▶ _What the exercise asks_
Could you retype the records below exactly as they appear, skipping any pictures?
* * * * * * *
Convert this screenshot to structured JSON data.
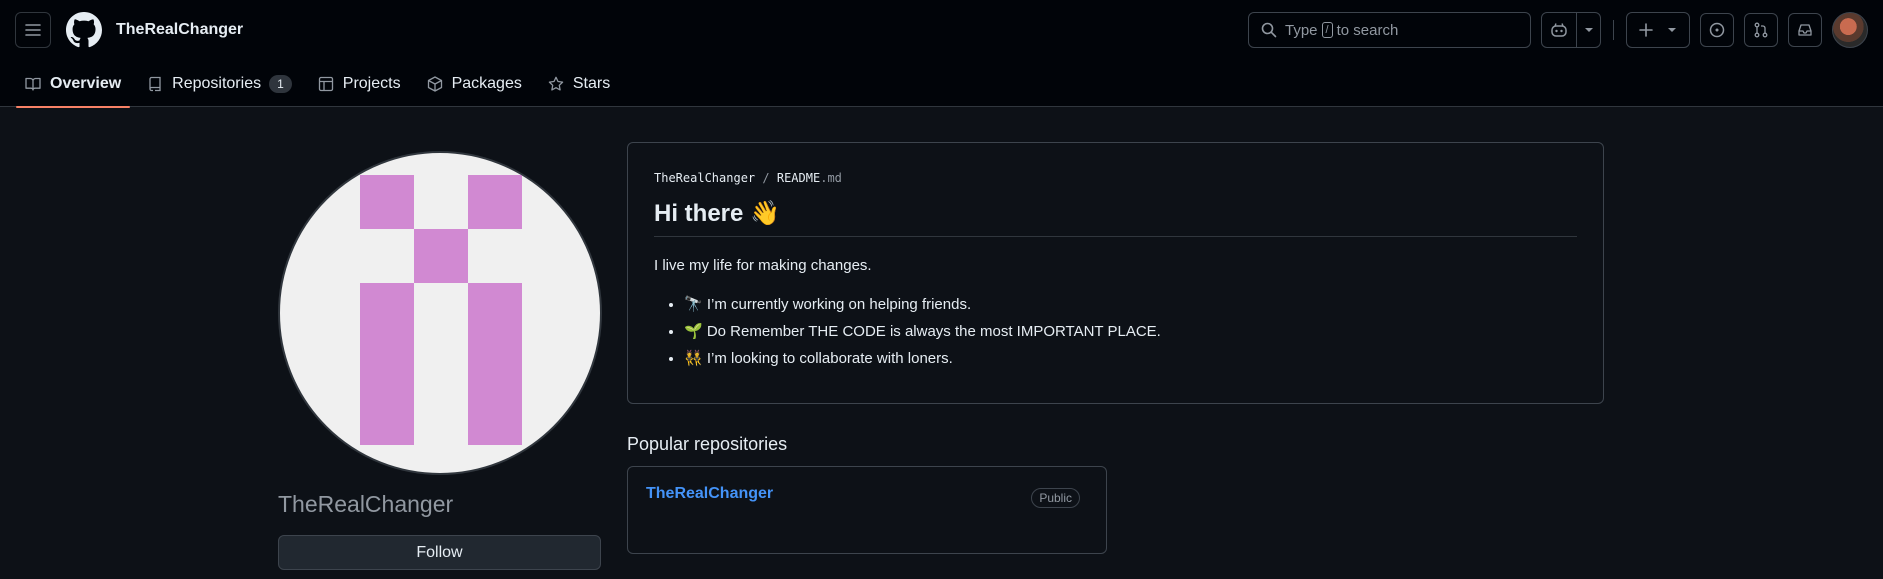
{
  "header": {
    "app_title": "TheRealChanger",
    "search": {
      "prefix": "Type",
      "key": "/",
      "suffix": "to search"
    }
  },
  "tabs": [
    {
      "label": "Overview",
      "icon": "book-icon"
    },
    {
      "label": "Repositories",
      "icon": "repo-icon",
      "count": "1"
    },
    {
      "label": "Projects",
      "icon": "table-icon"
    },
    {
      "label": "Packages",
      "icon": "package-icon"
    },
    {
      "label": "Stars",
      "icon": "star-icon"
    }
  ],
  "profile": {
    "username": "TheRealChanger",
    "follow_label": "Follow"
  },
  "readme": {
    "owner": "TheRealChanger",
    "file": "README",
    "ext": ".md",
    "heading": "Hi there 👋",
    "intro": "I live my life for making changes.",
    "items": [
      "🔭 I’m currently working on helping friends.",
      "🌱 Do Remember THE CODE is always the most IMPORTANT PLACE.",
      "👯 I’m looking to collaborate with loners."
    ]
  },
  "popular": {
    "title": "Popular repositories",
    "repos": [
      {
        "name": "TheRealChanger",
        "visibility": "Public"
      }
    ]
  },
  "colors": {
    "accent": "#f78166",
    "link": "#4493f8",
    "avatar_pixel": "#d189d2",
    "avatar_bg": "#f0f0f0"
  }
}
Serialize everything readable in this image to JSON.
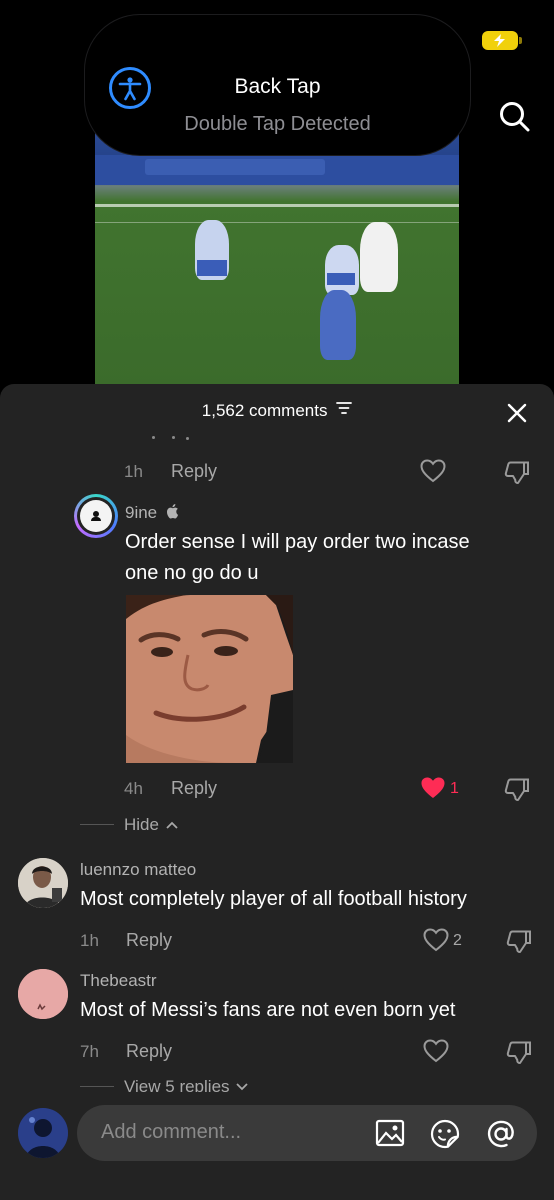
{
  "status": {
    "battery": "charging"
  },
  "notification": {
    "title": "Back Tap",
    "subtitle": "Double Tap Detected"
  },
  "comments_sheet": {
    "header": "1,562 comments",
    "comments": [
      {
        "time": "1h",
        "reply_label": "Reply"
      },
      {
        "user": "9ine",
        "text_line1": "Order sense I will pay order two incase",
        "text_line2": "one no go do u",
        "time": "4h",
        "reply_label": "Reply",
        "likes": "1",
        "liked": true
      },
      {
        "hide_label": "Hide"
      },
      {
        "user": "luennzo matteo",
        "text": "Most completely player of all football history",
        "time": "1h",
        "reply_label": "Reply",
        "likes": "2"
      },
      {
        "user": "Thebeastr",
        "text": "Most of Messi’s fans are not even born yet",
        "time": "7h",
        "reply_label": "Reply",
        "view_replies": "View 5 replies"
      }
    ]
  },
  "input": {
    "placeholder": "Add comment..."
  },
  "colors": {
    "accent_blue": "#2f8cff",
    "like_red": "#fe2c55",
    "battery_yellow": "#f1d10b"
  }
}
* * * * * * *
▶ _Answer to this exercise_
Convert this screenshot to structured JSON data.
{
  "header": {
    "app_title": "TheRealChanger",
    "search": {
      "prefix": "Type",
      "key": "/",
      "suffix": "to search"
    }
  },
  "tabs": [
    {
      "label": "Overview",
      "icon": "book-icon"
    },
    {
      "label": "Repositories",
      "icon": "repo-icon",
      "count": "1"
    },
    {
      "label": "Projects",
      "icon": "table-icon"
    },
    {
      "label": "Packages",
      "icon": "package-icon"
    },
    {
      "label": "Stars",
      "icon": "star-icon"
    }
  ],
  "profile": {
    "username": "TheRealChanger",
    "follow_label": "Follow"
  },
  "readme": {
    "owner": "TheRealChanger",
    "file": "README",
    "ext": ".md",
    "heading": "Hi there 👋",
    "intro": "I live my life for making changes.",
    "items": [
      "🔭 I’m currently working on helping friends.",
      "🌱 Do Remember THE CODE is always the most IMPORTANT PLACE.",
      "👯 I’m looking to collaborate with loners."
    ]
  },
  "popular": {
    "title": "Popular repositories",
    "repos": [
      {
        "name": "TheRealChanger",
        "visibility": "Public"
      }
    ]
  },
  "colors": {
    "accent": "#f78166",
    "link": "#4493f8",
    "avatar_pixel": "#d189d2",
    "avatar_bg": "#f0f0f0"
  }
}
Serialize everything readable in this image to JSON.
{
  "status": {
    "battery": "charging"
  },
  "notification": {
    "title": "Back Tap",
    "subtitle": "Double Tap Detected"
  },
  "comments_sheet": {
    "header": "1,562 comments",
    "comments": [
      {
        "time": "1h",
        "reply_label": "Reply"
      },
      {
        "user": "9ine",
        "text_line1": "Order sense I will pay order two incase",
        "text_line2": "one no go do u",
        "time": "4h",
        "reply_label": "Reply",
        "likes": "1",
        "liked": true
      },
      {
        "hide_label": "Hide"
      },
      {
        "user": "luennzo matteo",
        "text": "Most completely player of all football history",
        "time": "1h",
        "reply_label": "Reply",
        "likes": "2"
      },
      {
        "user": "Thebeastr",
        "text": "Most of Messi’s fans are not even born yet",
        "time": "7h",
        "reply_label": "Reply",
        "view_replies": "View 5 replies"
      }
    ]
  },
  "input": {
    "placeholder": "Add comment..."
  },
  "colors": {
    "accent_blue": "#2f8cff",
    "like_red": "#fe2c55",
    "battery_yellow": "#f1d10b"
  }
}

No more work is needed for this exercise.